*** DATA SUPPLIED Section Begins ***

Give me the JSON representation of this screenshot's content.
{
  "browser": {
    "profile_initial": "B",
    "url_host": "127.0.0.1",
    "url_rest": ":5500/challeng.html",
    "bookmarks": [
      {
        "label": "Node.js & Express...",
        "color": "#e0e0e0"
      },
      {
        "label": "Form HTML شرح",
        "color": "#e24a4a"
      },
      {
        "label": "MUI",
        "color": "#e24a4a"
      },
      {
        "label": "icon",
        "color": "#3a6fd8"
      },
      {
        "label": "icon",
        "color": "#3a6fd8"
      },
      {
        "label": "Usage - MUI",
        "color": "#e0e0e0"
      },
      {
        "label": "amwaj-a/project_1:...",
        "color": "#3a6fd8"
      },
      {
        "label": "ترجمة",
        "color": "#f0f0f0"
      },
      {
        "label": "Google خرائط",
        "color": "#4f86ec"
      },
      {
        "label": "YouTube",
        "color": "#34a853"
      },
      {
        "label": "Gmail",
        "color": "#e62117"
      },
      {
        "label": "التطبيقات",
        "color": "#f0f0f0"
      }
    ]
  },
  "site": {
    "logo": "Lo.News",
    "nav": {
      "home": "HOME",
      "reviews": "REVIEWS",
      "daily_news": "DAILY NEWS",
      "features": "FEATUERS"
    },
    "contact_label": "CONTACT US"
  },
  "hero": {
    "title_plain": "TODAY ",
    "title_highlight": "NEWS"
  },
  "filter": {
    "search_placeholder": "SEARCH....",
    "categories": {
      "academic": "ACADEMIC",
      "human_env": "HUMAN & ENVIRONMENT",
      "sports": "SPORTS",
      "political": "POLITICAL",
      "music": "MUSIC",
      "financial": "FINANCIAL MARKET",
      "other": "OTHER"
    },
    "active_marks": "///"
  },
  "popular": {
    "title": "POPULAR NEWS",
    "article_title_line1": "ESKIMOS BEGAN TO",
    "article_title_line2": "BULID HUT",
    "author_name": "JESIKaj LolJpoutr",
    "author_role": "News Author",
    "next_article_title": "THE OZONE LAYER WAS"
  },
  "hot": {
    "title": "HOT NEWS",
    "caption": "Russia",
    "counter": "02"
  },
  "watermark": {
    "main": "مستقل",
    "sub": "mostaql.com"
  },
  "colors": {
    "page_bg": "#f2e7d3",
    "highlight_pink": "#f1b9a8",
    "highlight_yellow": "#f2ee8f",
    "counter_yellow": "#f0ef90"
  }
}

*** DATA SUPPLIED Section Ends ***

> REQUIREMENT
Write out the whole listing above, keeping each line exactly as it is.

> ANSWER AREA
Give me the JSON representation of this screenshot's content.
{
  "browser": {
    "profile_initial": "B",
    "url_host": "127.0.0.1",
    "url_rest": ":5500/challeng.html",
    "bookmarks": [
      {
        "label": "Node.js & Express...",
        "color": "#e0e0e0"
      },
      {
        "label": "Form HTML شرح",
        "color": "#e24a4a"
      },
      {
        "label": "MUI",
        "color": "#e24a4a"
      },
      {
        "label": "icon",
        "color": "#3a6fd8"
      },
      {
        "label": "icon",
        "color": "#3a6fd8"
      },
      {
        "label": "Usage - MUI",
        "color": "#e0e0e0"
      },
      {
        "label": "amwaj-a/project_1:...",
        "color": "#3a6fd8"
      },
      {
        "label": "ترجمة",
        "color": "#f0f0f0"
      },
      {
        "label": "Google خرائط",
        "color": "#4f86ec"
      },
      {
        "label": "YouTube",
        "color": "#34a853"
      },
      {
        "label": "Gmail",
        "color": "#e62117"
      },
      {
        "label": "التطبيقات",
        "color": "#f0f0f0"
      }
    ]
  },
  "site": {
    "logo": "Lo.News",
    "nav": {
      "home": "HOME",
      "reviews": "REVIEWS",
      "daily_news": "DAILY NEWS",
      "features": "FEATUERS"
    },
    "contact_label": "CONTACT US"
  },
  "hero": {
    "title_plain": "TODAY ",
    "title_highlight": "NEWS"
  },
  "filter": {
    "search_placeholder": "SEARCH....",
    "categories": {
      "academic": "ACADEMIC",
      "human_env": "HUMAN & ENVIRONMENT",
      "sports": "SPORTS",
      "political": "POLITICAL",
      "music": "MUSIC",
      "financial": "FINANCIAL MARKET",
      "other": "OTHER"
    },
    "active_marks": "///"
  },
  "popular": {
    "title": "POPULAR NEWS",
    "article_title_line1": "ESKIMOS BEGAN TO",
    "article_title_line2": "BULID HUT",
    "author_name": "JESIKaj LolJpoutr",
    "author_role": "News Author",
    "next_article_title": "THE OZONE LAYER WAS"
  },
  "hot": {
    "title": "HOT NEWS",
    "caption": "Russia",
    "counter": "02"
  },
  "watermark": {
    "main": "مستقل",
    "sub": "mostaql.com"
  },
  "colors": {
    "page_bg": "#f2e7d3",
    "highlight_pink": "#f1b9a8",
    "highlight_yellow": "#f2ee8f",
    "counter_yellow": "#f0ef90"
  }
}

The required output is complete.